In Southern California, Claremont Graduate University (CGU) has arguably become the most visible center of scholarship on Egyptian Christianity. The university’s School of Religion offers master and doctoral degrees and students can incorporate Coptic Studies into their programs. A Coptic Studies Council exists at the university to coordinate public lectures, conferences, and coursework, and partners with other religious councils representing traditions as diverse as Catholicism, Protestantism, Mormonism, Judaism, Islam, Hinduism, and Zoroastrianism.
Dr. Gawdat Gabra, world-renowned Coptologist, art historian, and former director of the Coptic Museum in Cairo, teaches and supervises the Coptic Studies program. Recent courses have included “The Religious Heritage of Egypt,” “Egyptian Monasticism and Coptic Art,” “Coptic Old Testament,” “Coptic Hagiography,” “Coptic Sayings of the Desert Fathers and Mothers,” and “Christianity and Monasticism in Egypt under Islamic Rule.” In addition to coursework and supervision of master’s theses and doctoral dissertations (http://www.cgu.edu/pages/9567.asp), Dr. Gabra leads annual visits to Egypt to tour the rich history of monasticism and Coptic Christianity in the country. On one such trip in 2008, students, faculty, deans, and administrators from Claremont were even granted an audience with His Holiness Pope Shenouda.
“Teaching Coptic Studies now includes more than Gnosticism as is clear from the offered courses,” says Dr. Gabra. “And I have taught students from Egypt, Indonesia and Korea in addition to American students.”

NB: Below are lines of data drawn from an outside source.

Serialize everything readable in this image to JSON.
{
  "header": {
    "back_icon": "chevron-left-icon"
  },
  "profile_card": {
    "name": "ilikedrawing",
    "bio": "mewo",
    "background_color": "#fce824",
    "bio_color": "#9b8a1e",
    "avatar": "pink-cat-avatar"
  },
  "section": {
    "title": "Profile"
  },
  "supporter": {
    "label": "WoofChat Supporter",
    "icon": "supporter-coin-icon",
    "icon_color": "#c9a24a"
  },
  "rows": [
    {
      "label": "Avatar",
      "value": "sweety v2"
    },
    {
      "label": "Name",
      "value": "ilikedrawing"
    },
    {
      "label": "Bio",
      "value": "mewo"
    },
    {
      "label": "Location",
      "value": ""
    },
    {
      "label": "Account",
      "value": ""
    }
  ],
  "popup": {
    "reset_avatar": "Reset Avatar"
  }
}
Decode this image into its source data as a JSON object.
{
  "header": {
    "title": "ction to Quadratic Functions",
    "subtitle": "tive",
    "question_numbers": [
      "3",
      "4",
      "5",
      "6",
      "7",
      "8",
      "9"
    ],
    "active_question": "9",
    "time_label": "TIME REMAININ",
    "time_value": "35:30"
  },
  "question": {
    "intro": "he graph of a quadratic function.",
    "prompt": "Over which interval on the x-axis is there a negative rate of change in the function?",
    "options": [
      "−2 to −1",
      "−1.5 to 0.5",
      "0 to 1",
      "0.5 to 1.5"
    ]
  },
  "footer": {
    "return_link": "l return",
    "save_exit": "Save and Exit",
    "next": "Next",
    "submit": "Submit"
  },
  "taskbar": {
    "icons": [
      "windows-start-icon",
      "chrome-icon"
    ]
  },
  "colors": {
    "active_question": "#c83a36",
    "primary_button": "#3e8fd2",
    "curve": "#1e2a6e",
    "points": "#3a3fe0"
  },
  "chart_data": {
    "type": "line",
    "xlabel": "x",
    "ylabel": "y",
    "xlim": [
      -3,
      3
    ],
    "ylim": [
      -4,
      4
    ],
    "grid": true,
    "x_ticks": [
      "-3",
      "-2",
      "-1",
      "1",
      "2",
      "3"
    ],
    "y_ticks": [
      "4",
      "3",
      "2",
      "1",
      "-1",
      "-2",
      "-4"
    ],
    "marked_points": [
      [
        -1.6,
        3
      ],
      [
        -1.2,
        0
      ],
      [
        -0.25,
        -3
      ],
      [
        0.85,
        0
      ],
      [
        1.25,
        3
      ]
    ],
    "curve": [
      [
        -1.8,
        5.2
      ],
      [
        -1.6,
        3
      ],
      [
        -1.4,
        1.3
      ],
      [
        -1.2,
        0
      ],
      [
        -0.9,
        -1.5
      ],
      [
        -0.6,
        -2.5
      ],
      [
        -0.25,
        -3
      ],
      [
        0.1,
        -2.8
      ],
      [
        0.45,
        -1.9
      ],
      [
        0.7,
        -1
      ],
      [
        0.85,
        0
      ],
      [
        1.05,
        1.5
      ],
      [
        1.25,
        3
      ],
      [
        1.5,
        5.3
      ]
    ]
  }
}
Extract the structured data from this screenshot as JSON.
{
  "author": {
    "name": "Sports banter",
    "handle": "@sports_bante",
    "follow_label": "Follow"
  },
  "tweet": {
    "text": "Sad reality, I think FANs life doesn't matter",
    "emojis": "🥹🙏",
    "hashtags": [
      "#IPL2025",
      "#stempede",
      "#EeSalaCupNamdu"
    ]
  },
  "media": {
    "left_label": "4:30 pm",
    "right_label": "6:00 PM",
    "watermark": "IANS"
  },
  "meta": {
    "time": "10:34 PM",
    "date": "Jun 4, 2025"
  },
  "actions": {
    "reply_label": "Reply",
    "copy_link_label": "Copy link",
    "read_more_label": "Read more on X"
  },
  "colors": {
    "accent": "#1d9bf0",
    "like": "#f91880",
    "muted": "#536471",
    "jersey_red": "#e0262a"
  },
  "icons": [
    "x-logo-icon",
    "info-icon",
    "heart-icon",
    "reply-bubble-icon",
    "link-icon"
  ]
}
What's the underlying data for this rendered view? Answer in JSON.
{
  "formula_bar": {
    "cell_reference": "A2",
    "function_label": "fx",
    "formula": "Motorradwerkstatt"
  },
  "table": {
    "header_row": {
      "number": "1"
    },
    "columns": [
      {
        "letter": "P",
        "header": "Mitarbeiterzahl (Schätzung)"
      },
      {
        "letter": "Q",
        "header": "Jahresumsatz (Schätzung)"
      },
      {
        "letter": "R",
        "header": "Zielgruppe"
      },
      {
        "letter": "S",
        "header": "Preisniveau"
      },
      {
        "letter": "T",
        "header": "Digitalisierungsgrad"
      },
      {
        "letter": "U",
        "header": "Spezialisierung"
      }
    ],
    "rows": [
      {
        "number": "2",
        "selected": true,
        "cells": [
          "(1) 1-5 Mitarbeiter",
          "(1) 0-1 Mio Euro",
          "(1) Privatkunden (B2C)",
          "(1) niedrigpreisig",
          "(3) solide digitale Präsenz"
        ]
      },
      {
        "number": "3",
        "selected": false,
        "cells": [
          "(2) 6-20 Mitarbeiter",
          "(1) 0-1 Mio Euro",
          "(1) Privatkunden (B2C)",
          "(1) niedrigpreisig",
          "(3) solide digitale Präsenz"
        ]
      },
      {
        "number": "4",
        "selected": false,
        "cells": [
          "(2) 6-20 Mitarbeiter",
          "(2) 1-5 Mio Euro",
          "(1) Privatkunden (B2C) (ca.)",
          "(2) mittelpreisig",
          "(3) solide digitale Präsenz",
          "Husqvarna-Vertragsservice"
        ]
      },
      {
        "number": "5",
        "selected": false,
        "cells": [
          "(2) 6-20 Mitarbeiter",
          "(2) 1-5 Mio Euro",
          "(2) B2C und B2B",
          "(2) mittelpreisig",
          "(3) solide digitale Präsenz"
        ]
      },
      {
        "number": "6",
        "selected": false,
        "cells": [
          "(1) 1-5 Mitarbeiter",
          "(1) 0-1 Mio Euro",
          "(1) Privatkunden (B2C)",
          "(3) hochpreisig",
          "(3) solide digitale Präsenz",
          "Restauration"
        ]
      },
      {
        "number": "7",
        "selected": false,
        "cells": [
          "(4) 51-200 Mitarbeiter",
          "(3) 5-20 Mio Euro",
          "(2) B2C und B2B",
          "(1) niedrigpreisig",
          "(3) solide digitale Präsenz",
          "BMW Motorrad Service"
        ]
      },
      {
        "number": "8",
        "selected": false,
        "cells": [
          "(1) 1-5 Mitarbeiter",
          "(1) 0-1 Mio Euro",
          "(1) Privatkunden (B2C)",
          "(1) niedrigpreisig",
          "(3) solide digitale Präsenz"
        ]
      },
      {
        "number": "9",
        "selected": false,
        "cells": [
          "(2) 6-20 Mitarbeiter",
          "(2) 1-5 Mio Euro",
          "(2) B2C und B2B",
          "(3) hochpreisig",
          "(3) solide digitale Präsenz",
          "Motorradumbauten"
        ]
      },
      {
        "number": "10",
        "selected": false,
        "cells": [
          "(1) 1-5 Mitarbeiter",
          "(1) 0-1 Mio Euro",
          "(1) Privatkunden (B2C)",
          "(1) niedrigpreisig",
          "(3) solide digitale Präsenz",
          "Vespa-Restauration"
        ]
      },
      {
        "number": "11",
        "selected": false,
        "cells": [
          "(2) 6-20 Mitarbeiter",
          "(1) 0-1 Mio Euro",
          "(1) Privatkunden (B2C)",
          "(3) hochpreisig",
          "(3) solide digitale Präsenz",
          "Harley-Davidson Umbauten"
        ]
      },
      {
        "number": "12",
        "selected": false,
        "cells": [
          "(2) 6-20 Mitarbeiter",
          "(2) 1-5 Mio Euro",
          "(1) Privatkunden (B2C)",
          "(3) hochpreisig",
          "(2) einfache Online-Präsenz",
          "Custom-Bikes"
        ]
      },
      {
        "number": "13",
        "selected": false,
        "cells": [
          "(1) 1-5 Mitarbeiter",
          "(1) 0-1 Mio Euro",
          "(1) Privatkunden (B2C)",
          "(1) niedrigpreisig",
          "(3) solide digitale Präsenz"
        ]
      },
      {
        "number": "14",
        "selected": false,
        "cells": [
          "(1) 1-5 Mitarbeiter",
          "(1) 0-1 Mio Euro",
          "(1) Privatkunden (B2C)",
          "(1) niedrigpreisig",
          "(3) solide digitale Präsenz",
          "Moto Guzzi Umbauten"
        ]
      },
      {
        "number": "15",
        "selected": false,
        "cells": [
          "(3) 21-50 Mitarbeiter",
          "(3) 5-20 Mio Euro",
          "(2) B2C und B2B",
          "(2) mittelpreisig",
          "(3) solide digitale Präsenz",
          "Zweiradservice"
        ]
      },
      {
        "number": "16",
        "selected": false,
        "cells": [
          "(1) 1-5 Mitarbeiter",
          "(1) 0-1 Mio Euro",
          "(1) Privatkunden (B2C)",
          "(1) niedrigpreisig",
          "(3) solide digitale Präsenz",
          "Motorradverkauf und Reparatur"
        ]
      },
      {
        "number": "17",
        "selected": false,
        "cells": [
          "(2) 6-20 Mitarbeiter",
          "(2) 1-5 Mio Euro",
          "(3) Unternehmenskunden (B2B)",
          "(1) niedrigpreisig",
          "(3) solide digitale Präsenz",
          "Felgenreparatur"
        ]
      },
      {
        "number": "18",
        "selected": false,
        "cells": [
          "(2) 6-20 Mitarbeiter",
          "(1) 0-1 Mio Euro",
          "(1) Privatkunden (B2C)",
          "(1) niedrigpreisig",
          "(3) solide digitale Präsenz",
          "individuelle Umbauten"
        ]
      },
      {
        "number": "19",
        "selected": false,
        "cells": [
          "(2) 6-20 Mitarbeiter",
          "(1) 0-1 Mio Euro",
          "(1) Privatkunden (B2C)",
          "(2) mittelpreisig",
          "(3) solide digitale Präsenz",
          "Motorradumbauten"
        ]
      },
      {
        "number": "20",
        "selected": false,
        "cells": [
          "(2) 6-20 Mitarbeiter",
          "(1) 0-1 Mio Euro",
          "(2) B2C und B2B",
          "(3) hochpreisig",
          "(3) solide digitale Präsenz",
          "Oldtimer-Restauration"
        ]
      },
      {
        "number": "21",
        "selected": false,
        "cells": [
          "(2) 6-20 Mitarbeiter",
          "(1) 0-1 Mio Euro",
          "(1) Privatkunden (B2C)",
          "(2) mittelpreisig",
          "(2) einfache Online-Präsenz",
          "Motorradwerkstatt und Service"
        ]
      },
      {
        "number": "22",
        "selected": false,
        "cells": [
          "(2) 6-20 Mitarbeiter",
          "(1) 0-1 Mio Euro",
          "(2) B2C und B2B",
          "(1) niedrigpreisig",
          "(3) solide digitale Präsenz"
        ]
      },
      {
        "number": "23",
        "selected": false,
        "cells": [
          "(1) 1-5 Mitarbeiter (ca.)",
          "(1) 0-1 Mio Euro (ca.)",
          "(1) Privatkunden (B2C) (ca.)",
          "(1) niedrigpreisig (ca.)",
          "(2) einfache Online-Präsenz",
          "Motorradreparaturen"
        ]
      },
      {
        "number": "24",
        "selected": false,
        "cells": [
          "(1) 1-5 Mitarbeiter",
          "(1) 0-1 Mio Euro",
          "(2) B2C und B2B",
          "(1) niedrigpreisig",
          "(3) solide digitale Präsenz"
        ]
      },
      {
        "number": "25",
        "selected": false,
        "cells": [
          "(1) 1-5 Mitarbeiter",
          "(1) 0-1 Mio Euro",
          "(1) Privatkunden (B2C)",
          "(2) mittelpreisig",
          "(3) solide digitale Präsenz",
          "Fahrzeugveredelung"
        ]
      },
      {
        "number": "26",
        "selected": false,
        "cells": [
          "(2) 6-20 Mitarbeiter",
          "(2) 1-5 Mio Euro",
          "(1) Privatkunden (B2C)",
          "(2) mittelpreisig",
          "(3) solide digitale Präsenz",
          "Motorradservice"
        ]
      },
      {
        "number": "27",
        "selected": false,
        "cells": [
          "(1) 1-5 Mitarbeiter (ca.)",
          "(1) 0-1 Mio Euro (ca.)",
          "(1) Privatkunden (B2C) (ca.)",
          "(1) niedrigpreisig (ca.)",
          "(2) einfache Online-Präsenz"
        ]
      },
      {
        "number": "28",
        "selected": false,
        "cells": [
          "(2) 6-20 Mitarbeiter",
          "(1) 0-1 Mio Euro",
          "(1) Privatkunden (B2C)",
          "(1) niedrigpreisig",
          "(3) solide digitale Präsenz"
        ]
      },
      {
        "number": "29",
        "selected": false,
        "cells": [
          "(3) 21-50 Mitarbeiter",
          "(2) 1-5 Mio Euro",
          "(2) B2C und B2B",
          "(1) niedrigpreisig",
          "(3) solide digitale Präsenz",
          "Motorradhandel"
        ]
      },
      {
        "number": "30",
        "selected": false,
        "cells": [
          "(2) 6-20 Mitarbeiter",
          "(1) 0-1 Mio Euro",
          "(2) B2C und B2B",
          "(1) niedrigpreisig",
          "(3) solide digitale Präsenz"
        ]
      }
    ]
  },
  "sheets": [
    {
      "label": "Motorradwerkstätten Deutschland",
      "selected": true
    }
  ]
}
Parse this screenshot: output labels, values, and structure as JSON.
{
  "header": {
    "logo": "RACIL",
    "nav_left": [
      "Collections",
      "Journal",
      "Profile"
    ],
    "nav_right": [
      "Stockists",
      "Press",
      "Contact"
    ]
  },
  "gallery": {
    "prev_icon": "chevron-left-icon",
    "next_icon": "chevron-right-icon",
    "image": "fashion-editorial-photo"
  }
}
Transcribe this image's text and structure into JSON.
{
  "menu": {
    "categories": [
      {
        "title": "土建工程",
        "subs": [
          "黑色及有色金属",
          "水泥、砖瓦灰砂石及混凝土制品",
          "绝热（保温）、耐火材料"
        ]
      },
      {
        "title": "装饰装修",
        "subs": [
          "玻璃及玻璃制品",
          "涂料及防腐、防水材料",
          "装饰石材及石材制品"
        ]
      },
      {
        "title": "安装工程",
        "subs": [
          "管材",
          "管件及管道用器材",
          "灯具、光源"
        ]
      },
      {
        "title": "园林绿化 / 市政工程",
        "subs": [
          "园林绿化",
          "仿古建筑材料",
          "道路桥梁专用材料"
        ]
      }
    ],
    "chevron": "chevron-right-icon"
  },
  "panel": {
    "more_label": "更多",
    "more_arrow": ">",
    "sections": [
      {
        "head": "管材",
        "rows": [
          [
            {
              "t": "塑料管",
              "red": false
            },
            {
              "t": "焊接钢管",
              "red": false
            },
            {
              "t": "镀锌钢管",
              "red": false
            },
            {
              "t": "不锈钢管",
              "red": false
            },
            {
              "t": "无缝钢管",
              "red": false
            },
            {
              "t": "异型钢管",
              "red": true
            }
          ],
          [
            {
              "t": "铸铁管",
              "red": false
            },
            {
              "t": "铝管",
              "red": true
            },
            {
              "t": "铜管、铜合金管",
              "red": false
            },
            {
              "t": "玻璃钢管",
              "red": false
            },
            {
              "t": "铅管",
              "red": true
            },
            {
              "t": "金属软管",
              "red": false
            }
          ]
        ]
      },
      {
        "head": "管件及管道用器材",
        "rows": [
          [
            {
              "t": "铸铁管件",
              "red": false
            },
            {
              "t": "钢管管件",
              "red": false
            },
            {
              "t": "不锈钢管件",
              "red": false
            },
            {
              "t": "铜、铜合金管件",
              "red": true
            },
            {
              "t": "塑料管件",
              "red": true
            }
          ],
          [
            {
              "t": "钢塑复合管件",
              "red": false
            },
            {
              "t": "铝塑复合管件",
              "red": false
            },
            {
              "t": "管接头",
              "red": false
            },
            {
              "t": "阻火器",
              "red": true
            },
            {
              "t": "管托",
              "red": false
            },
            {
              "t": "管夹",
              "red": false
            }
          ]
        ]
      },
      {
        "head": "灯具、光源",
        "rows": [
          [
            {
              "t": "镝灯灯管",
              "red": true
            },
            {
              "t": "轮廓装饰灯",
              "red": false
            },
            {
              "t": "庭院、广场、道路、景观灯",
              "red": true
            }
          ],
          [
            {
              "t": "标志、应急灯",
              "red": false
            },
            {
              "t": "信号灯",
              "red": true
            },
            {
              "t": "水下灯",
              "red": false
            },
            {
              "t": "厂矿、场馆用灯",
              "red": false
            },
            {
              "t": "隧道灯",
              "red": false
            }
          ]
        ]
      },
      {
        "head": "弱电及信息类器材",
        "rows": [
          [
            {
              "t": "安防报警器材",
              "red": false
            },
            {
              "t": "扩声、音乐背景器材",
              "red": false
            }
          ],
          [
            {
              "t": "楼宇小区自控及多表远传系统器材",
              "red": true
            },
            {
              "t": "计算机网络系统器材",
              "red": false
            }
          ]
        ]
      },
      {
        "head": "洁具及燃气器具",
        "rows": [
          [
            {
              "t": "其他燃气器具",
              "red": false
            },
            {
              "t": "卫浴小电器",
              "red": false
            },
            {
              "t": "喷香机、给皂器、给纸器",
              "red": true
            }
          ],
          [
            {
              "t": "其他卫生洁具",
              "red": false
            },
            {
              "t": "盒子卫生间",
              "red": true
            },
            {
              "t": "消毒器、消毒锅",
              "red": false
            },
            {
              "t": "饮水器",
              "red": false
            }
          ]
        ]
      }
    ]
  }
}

One of these CGU students was Dr. Dan Sharp, who recently completed his PhD with a dissertation on the Coptic Gospel of John, and now serves as Assistant Professor in the Religious Education Department at Brigham Young University in Hawaii.
Dr. Sharp did not initially intend to research Coptology but came to the field under the guidance and mentorship of the faculty and visiting academics he discovered in Claremont. “The greatest asset Claremont has to offer are its people,” says Dr. Sharp, who throughout his program worked with Mr. Richard Smith, Dr. Gabra, and Dr. James Royse, and whose research took advantage of the library and archival resources of nearby Claremont School of Theology (CST).
Claremont has also proven itself to be an international center for Coptic scholarship through its online presence. In 2009 Claremont Graduate University acquired the rights and copyrights to the eight-volume Coptic Encyclopedia originally published in 1991 by Macmillan. An electronic version of the encyclopedia is now housed and publicly available in the archives of the Claremont Colleges Digital Library (http://ccdl.libraries.claremont.edu/col/cce). The encyclopedia will be continuously expanded and updated by scholars and editors across the world.
In addition to the tremendous academic resources in Los Angeles and Claremont, the Coptic Church has sponsored a conference on its own. The Coptic Orthodox Diocese of Los Angeles, Southern California, and Hawaii sponsors an annual conference on Patristics (study of early Christian writers) currently is in its sixth year. The conference is co-sponsored with the St. Athanasius and St. Cyril Theological Library and attracts participants from across the region.
This variety of resources has rightly earned the region a reputation as a vibrant and attractive destination point for scholars and prospective students of all things Coptic.
Donald Westbrook is in the PhD program at the Department of Religion, Claremont Graduate University. He holds an MA from Fuller Seminary and BA from UC Berkeley. He was on the staff that published the eight-volume Coptic Encyclopedia (Macmillan, 1991) in electronic form at the Claremont Colleges Digital Library.